▸ **ACTIVITY**: The required output is the full listing below, reproduced word for word.

··········

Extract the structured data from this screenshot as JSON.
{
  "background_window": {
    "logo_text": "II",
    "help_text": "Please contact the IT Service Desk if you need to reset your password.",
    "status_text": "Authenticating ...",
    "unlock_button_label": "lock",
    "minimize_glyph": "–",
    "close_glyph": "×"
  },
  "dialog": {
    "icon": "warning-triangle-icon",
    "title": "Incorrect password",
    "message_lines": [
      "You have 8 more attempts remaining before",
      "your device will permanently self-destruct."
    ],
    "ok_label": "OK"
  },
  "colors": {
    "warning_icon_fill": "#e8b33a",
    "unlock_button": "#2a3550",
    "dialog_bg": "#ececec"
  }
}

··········

▸ **ANSWER BELOW**:
Extract the structured data from this screenshot as JSON.
{
  "background_window": {
    "logo_text": "II",
    "help_text": "Please contact the IT Service Desk if you need to reset your password.",
    "status_text": "Authenticating ...",
    "unlock_button_label": "lock",
    "minimize_glyph": "–",
    "close_glyph": "×"
  },
  "dialog": {
    "icon": "warning-triangle-icon",
    "title": "Incorrect password",
    "message_lines": [
      "You have 8 more attempts remaining before",
      "your device will permanently self-destruct."
    ],
    "ok_label": "OK"
  },
  "colors": {
    "warning_icon_fill": "#e8b33a",
    "unlock_button": "#2a3550",
    "dialog_bg": "#ececec"
  }
}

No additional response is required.